_Directions_
Quote the whole listing exactly. Leave the pictures out of your copy.

========================================

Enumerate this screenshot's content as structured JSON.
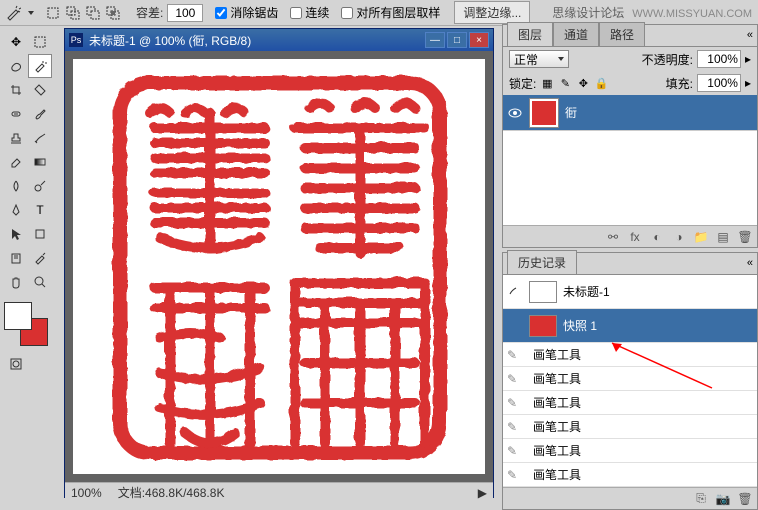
{
  "watermark": {
    "text": "思缘设计论坛",
    "url": "WWW.MISSYUAN.COM"
  },
  "options_bar": {
    "tolerance_label": "容差:",
    "tolerance_value": "100",
    "antialias_label": "消除锯齿",
    "contiguous_label": "连续",
    "sample_all_label": "对所有图层取样",
    "refine_edge_label": "调整边缘..."
  },
  "document": {
    "title": "未标题-1 @ 100% (衐, RGB/8)",
    "zoom": "100%",
    "doc_size_label": "文档:",
    "doc_size": "468.8K/468.8K"
  },
  "layers_panel": {
    "tabs": [
      "图层",
      "通道",
      "路径"
    ],
    "mode_label": "正常",
    "opacity_label": "不透明度:",
    "opacity_value": "100%",
    "lock_label": "锁定:",
    "fill_label": "填充:",
    "fill_value": "100%",
    "layers": [
      {
        "name": "衐"
      }
    ]
  },
  "history_panel": {
    "tab": "历史记录",
    "items": [
      {
        "name": "未标题-1",
        "thumb": true
      },
      {
        "name": "快照 1",
        "thumb": true,
        "selected": true
      },
      {
        "name": "画笔工具"
      },
      {
        "name": "画笔工具"
      },
      {
        "name": "画笔工具"
      },
      {
        "name": "画笔工具"
      },
      {
        "name": "画笔工具"
      },
      {
        "name": "画笔工具"
      }
    ]
  },
  "colors": {
    "seal_red": "#d93030"
  }
}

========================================

_Response to the task_
Enumerate this screenshot's content as structured JSON.
{
  "watermark": {
    "text": "思缘设计论坛",
    "url": "WWW.MISSYUAN.COM"
  },
  "options_bar": {
    "tolerance_label": "容差:",
    "tolerance_value": "100",
    "antialias_label": "消除锯齿",
    "contiguous_label": "连续",
    "sample_all_label": "对所有图层取样",
    "refine_edge_label": "调整边缘..."
  },
  "document": {
    "title": "未标题-1 @ 100% (衐, RGB/8)",
    "zoom": "100%",
    "doc_size_label": "文档:",
    "doc_size": "468.8K/468.8K"
  },
  "layers_panel": {
    "tabs": [
      "图层",
      "通道",
      "路径"
    ],
    "mode_label": "正常",
    "opacity_label": "不透明度:",
    "opacity_value": "100%",
    "lock_label": "锁定:",
    "fill_label": "填充:",
    "fill_value": "100%",
    "layers": [
      {
        "name": "衐"
      }
    ]
  },
  "history_panel": {
    "tab": "历史记录",
    "items": [
      {
        "name": "未标题-1",
        "thumb": true
      },
      {
        "name": "快照 1",
        "thumb": true,
        "selected": true
      },
      {
        "name": "画笔工具"
      },
      {
        "name": "画笔工具"
      },
      {
        "name": "画笔工具"
      },
      {
        "name": "画笔工具"
      },
      {
        "name": "画笔工具"
      },
      {
        "name": "画笔工具"
      }
    ]
  },
  "colors": {
    "seal_red": "#d93030"
  }
}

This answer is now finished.